Informing the Public

  • March 20, 2017

Migrants in Sonora

Migrants wait to receive flood in Sonora, a Mexican state that borders the U.S. Hundreds of Central American and Mexican migrants attempt to cross into the United States every day. (Alfredo Estrella/Getty Images)

Recent reports focus on unauthorized immigration

In September and October, the Pew Research Center published two reports on unauthorized immigration in the United States. The first examined national and state-level trends, finding that the U.S. immigrant population—11.1 million in 2014—has stabilized since the end of the Great Recession; numbers from Mexico declined while the total from other countries increased. The second report found that 8 million unauthorized immigrants in the U.S. were working or looking for work in 2014, which is 5 percent of the civilian labor force.

Pew Research Center examines state of American jobs

In October, the Pew Research Center published a report examining trends in the labor market and how they play out in the lives of American workers. It found that employment opportunities increasingly lie in jobs requiring higher-level social or analytical skills, and the vast majority of U.S. workers say that new skills and training may hold the key to their future job success. Center experts discussed the findings on CNBC’s “Nightly Business Report,” ABC Radio, and CBS Radio, and the report received additional coverage in The Wall Street Journal, USA Today, the Los Angeles Times, NPR, NBC News, Bloomberg, CNN Money, MarketWatch, CNBC, CBS MoneyWatch, and Politico, among others. Before the release, center experts presented findings at the White House.

Africans optimistic despite corruption

In November, the Pew Research Center published a report examining attitudes in Kenya, Nigeria, and South Africa. It found widespread discontent with corruption, but also optimism about the future. The report received widespread domestic and international media coverage in the BBC, FiveThirtyEight, Quartz, Deutsche Presse-Agentur, the Mail & Guardian (South Africa), The Star (Kenya), and Nigeria Today, among other outlets. After the report’s release, center experts gave 17 presentations in the three countries, and former Kenyan Prime Minister Raila Odinga cited the findings in commentary for Citizen TV in Kenya.

Study reveals polarized views about climate issues

The Pew Research Center published a report in October examining the political divides in the U.S. public’s views of climate change and trust in climate scientists. It found that liberal Democrats are especially likely to view scientists and their research in a positive light, while conservative Republicans are considerably more skeptical of climate scientists’ findings.

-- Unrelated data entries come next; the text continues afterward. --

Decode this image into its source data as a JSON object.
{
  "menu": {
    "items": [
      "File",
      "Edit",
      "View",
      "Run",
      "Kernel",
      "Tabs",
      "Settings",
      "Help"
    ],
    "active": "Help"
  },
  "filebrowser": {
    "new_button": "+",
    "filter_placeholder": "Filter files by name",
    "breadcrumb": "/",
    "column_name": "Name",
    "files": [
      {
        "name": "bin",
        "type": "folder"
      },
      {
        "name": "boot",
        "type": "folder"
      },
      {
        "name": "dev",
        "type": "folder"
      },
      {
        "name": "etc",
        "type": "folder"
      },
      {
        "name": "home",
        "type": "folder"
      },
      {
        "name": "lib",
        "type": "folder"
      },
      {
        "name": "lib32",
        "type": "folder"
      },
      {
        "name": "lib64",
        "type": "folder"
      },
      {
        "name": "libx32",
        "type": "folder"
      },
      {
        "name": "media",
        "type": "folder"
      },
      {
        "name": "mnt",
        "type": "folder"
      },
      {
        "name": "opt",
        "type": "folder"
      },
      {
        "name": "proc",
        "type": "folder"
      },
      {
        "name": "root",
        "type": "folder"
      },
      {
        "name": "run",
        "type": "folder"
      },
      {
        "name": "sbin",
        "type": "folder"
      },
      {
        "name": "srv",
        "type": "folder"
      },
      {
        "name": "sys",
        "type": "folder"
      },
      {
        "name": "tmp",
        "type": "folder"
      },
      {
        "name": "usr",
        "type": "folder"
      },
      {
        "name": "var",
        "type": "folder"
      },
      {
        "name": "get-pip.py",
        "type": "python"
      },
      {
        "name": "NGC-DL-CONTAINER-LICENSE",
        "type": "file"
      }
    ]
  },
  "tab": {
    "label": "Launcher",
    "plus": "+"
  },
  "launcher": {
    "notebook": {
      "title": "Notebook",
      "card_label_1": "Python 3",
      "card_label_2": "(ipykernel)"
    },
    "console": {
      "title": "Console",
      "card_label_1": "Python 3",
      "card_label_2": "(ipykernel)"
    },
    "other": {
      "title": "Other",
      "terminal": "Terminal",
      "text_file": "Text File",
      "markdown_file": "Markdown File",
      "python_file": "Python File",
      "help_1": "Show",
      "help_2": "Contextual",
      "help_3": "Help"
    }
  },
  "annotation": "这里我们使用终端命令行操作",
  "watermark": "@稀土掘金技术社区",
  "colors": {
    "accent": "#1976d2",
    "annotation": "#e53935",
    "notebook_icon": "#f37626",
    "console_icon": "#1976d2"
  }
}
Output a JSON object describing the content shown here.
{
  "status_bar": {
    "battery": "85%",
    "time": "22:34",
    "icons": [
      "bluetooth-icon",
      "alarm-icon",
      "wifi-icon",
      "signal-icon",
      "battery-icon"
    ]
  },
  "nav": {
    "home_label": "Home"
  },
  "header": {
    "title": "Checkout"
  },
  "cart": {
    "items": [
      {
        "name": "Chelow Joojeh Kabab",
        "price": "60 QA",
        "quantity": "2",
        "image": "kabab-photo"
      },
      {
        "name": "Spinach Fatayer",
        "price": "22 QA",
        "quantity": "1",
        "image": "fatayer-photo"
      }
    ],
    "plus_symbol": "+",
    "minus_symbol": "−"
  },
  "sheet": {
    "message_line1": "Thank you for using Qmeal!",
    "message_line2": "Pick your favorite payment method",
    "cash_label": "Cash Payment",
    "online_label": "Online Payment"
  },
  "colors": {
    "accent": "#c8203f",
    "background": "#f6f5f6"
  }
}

Additionally, 79 percent of liberal Democrats say the Earth is warming mostly due to human activity, compared with 15 percent of conservative Republicans. The report is the first of three on how the public views science and scientists in areas that connect with American daily life.

Report gauges Chinese public opinion

In October, the Pew Research Center published a report examining public opinion in China on key national issues, finding that 75 percent say the superpower is playing a more important role in world affairs than it did 10 years ago. The public names U.S. power and influence as the top international threat facing the country. The report was covered widely domestically and internationally by The New York Times, The Wall Street Journal, The Associated Press, Agence France-Presse, BBC, Foreign Policy, Time, Bloomberg, and the South China Morning Post, among others.